Utah Tenant Rights

Utah tenant rights are based on a mutual relationship of respect between the landlord and the tenant. Both parties must follow the law to maintain a beneficial relationship.


Utah tenants rights urge the tenant to conduct a walk through of the apartment before they move in. The tenant should get the landlord to sign the list of damages. This list allows the tenant to protect themselves against being charged for damages that they did not create.

Although Utah tenants rights do allow the landlord and tenant to make an oral agreement, they are urged to sign a lease. A lease spells out all of the terms and conditions of the rental agreement and protects both parties in the case of a dispute.


Tenant rights in Utah does not place a limit on the amount of security deposit the landlord is allowed to charge. Similarly, tenants rights in Utah do not stipulate that the landlord must place the deposit in a separate account for the tenant, nor are they required to pay interest on the deposit. However, Utah tenants rights do require that the landlord pays the deposit back within 30 days of the tenant moving out, provided that the tenant has issued a forwarding address to the landlord. If the landlord keeps any part of the deposit, they must issue a written notice that explains the deductions.

Paying Rent

Under tenant rights in Utah, tenants have the responsibility to pay their rent in full and on time. Tenant are urged to obtain a receipt for the rent they have paid. Utah tenants rights lists several ways the tenant can obtain this receipt. For example, giving the landlord a check provides an automatic receipt. Alternatively, tenant rights in Utah state that the landlord can issue a hand-written receipt for cash. Obtaining this receipt allows the tenant to have proof that they paid rent in the case of a dispute.

If you do not pay rent on time, Utah tenants rights allows the landlord to place a lien on your property. Tenant rights in Utah are very specific about the process the landlord must follow to place the lien, as well as which property they can place the lien on. For example, most items of furniture are exempt under Utah tenants rights.


Utah tenants rights give the landlords a lot of power when it comes to eviction. Under certain circumstances, the entire eviction process can take as little as one week, including the court procedures. For non-payment of rent, the landlord can issue a 3-day notice of eviction. Under tenant rights in Utah, if the tenant does not pay the rent within 3 days, the landlord can apply for permission to legally evict the tenant in court if the tenant does not pay within the three day time frame.

Other circumstances that warrant a three-day eviction notice under tenant rights in Utah include being a nuisance or conducting illegal activities.

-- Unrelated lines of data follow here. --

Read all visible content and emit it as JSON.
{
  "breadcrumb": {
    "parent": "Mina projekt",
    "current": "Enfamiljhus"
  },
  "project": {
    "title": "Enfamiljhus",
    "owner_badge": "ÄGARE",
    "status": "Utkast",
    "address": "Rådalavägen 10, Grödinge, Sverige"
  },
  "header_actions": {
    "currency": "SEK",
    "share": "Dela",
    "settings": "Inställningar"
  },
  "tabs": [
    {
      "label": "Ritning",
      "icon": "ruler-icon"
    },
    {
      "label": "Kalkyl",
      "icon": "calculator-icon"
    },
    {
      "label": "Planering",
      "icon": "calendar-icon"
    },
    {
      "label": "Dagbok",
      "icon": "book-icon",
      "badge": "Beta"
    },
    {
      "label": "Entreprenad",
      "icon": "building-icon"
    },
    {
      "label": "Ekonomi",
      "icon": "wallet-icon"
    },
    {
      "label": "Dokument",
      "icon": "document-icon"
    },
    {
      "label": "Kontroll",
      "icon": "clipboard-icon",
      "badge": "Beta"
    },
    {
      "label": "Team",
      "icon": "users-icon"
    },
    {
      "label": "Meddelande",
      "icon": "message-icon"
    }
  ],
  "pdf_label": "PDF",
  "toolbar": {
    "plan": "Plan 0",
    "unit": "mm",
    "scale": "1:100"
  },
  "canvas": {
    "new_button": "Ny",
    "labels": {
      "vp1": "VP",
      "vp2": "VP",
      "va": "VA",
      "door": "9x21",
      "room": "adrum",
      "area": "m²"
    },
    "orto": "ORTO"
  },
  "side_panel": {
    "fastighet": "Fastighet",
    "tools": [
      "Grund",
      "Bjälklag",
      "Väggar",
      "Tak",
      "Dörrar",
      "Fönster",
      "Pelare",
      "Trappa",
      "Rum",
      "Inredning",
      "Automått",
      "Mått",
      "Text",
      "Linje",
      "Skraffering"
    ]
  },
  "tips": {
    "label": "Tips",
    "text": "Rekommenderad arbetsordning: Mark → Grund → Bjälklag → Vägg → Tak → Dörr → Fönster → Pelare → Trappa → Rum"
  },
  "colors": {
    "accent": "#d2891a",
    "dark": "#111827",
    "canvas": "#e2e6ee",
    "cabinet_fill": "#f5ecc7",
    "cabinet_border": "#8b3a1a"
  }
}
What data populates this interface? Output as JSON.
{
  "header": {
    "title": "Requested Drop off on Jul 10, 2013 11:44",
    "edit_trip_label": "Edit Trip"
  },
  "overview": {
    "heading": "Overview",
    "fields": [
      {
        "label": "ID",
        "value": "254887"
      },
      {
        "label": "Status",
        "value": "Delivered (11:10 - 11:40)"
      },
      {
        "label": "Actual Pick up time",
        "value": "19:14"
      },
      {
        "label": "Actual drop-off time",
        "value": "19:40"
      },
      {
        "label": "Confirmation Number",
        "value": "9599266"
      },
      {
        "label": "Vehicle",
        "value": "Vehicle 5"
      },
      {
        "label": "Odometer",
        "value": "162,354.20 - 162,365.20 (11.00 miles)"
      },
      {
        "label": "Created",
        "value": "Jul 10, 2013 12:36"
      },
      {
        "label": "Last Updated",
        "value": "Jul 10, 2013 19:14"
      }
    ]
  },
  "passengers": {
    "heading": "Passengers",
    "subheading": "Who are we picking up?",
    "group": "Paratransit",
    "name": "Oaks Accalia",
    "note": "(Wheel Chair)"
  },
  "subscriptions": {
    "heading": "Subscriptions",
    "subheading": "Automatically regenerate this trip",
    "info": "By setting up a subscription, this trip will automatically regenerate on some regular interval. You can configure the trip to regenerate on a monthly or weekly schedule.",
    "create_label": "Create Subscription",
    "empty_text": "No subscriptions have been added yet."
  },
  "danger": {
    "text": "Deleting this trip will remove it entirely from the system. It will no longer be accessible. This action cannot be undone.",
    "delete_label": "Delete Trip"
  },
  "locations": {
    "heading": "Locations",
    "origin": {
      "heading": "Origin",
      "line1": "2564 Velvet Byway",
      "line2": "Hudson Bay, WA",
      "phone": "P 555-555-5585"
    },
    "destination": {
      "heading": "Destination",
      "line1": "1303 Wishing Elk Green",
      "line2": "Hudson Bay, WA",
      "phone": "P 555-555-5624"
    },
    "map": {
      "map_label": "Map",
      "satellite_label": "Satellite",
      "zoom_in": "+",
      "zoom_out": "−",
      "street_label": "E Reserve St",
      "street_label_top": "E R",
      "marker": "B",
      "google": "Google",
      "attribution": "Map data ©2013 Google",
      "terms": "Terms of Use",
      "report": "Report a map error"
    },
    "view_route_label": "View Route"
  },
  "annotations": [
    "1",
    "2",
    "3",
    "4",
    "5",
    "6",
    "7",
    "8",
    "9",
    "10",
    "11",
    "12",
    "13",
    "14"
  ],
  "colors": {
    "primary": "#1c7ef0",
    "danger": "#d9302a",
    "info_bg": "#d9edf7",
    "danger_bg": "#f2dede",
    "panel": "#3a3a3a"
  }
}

A five-day eviction notice can be issued for those without a lease, with or without cause.